» ASSIGNED TASK
Copy word for word, and only, the lines below from the one with "Give me the" through the last.

» DATA RECORDS

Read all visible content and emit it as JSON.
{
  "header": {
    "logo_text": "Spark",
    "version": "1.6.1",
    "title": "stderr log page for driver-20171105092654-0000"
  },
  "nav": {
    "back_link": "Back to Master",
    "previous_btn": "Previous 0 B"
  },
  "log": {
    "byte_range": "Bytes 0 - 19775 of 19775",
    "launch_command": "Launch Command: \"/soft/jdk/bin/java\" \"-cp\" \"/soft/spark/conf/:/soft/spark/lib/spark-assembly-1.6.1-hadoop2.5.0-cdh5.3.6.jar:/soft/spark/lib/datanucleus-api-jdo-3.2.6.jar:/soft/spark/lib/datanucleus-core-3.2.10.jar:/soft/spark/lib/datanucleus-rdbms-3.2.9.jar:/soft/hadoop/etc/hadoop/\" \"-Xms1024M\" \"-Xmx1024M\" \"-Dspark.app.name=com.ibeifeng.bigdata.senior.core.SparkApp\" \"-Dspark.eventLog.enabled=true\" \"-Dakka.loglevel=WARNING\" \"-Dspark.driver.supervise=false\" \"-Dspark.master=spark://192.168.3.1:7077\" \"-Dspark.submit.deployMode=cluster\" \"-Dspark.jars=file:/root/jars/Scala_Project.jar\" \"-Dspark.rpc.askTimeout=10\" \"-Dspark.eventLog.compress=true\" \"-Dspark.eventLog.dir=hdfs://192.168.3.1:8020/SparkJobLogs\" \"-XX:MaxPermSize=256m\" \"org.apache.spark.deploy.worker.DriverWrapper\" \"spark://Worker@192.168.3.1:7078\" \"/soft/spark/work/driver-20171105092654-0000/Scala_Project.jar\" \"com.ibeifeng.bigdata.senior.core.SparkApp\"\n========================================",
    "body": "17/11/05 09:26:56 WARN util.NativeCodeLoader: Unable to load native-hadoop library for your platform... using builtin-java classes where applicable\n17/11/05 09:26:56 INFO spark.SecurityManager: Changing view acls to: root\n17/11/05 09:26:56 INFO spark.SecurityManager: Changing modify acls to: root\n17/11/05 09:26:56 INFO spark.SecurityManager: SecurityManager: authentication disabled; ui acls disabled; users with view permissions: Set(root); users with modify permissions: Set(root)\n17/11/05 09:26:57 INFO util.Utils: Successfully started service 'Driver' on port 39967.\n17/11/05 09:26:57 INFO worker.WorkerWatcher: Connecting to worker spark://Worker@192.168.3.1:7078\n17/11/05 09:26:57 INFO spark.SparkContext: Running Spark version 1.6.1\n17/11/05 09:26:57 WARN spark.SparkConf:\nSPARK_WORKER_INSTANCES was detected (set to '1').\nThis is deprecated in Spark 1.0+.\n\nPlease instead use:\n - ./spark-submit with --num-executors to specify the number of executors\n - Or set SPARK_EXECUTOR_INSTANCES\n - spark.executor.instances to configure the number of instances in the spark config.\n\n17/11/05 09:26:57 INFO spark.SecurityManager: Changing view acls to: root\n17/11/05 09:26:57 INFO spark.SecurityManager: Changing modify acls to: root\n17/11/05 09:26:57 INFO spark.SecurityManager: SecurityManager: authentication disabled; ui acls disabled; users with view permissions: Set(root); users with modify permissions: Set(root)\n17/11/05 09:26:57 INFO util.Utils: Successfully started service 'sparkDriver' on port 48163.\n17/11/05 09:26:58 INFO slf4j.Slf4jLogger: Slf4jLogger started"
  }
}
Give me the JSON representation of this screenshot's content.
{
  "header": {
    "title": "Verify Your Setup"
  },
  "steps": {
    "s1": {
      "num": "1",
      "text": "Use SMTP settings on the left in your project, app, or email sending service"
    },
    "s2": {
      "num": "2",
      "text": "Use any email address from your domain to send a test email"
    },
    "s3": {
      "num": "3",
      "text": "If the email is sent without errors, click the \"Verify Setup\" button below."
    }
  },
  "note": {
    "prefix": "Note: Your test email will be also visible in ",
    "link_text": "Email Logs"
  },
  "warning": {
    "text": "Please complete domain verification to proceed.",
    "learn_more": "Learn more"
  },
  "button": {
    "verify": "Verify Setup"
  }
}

» SOLUTION TO THIS TASK
Give me the JSON representation of this screenshot's content.
{
  "header": {
    "title": "Verify Your Setup"
  },
  "steps": {
    "s1": {
      "num": "1",
      "text": "Use SMTP settings on the left in your project, app, or email sending service"
    },
    "s2": {
      "num": "2",
      "text": "Use any email address from your domain to send a test email"
    },
    "s3": {
      "num": "3",
      "text": "If the email is sent without errors, click the \"Verify Setup\" button below."
    }
  },
  "note": {
    "prefix": "Note: Your test email will be also visible in ",
    "link_text": "Email Logs"
  },
  "warning": {
    "text": "Please complete domain verification to proceed.",
    "learn_more": "Learn more"
  },
  "button": {
    "verify": "Verify Setup"
  }
}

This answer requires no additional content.